WHAT THIS TASK INVOLVES: If a line in the entries contains the word "Тариф", list it.

[RECORDS PROVIDED Boundary: Start]

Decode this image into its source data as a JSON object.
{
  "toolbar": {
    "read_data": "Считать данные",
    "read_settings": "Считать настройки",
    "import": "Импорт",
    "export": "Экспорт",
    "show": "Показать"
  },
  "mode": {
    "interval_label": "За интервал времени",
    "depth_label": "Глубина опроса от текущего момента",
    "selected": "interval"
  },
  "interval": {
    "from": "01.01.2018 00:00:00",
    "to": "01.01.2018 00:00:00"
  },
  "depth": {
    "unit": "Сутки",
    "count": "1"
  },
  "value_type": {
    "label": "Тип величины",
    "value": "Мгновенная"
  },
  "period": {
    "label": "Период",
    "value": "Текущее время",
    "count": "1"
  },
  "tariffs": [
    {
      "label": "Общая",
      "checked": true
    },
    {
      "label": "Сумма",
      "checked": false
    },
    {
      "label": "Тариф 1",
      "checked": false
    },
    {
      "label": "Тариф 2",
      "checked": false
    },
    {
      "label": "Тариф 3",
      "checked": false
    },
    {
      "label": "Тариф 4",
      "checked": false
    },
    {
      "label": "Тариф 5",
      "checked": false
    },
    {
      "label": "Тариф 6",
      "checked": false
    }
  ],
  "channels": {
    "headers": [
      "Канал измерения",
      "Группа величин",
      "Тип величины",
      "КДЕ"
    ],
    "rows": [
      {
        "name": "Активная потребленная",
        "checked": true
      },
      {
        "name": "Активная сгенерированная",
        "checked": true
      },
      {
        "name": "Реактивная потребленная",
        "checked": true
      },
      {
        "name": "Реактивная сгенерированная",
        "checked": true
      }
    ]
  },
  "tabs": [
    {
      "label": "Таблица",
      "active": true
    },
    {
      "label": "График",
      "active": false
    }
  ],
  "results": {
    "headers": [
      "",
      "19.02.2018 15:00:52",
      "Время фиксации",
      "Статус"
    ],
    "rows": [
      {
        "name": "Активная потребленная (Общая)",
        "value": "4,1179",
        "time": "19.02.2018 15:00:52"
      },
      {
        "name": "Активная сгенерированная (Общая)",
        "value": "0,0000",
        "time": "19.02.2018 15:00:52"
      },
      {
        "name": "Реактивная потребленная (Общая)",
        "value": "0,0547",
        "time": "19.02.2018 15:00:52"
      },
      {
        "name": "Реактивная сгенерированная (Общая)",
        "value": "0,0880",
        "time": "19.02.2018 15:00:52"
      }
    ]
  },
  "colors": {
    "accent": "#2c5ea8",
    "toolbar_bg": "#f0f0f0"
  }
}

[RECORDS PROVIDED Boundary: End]

TASK RESPONSE:
      "label": "Тариф 1",
      "label": "Тариф 2",
      "label": "Тариф 3",
      "label": "Тариф 4",
      "label": "Тариф 5",
      "label": "Тариф 6",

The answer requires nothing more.